• Exercise objective: Write out the data once more, exactly as it reads.
------ Information provided ------
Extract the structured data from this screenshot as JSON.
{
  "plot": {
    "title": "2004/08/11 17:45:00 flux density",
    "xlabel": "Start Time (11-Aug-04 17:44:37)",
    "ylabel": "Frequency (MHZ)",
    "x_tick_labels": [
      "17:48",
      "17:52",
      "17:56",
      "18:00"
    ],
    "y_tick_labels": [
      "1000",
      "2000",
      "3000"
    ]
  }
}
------
• Response to the task:
Extract the structured data from this screenshot as JSON.
{
  "plot": {
    "title": "2004/08/11 17:45:00 flux density",
    "xlabel": "Start Time (11-Aug-04 17:44:37)",
    "ylabel": "Frequency (MHZ)",
    "x_tick_labels": [
      "17:48",
      "17:52",
      "17:56",
      "18:00"
    ],
    "y_tick_labels": [
      "1000",
      "2000",
      "3000"
    ]
  }
}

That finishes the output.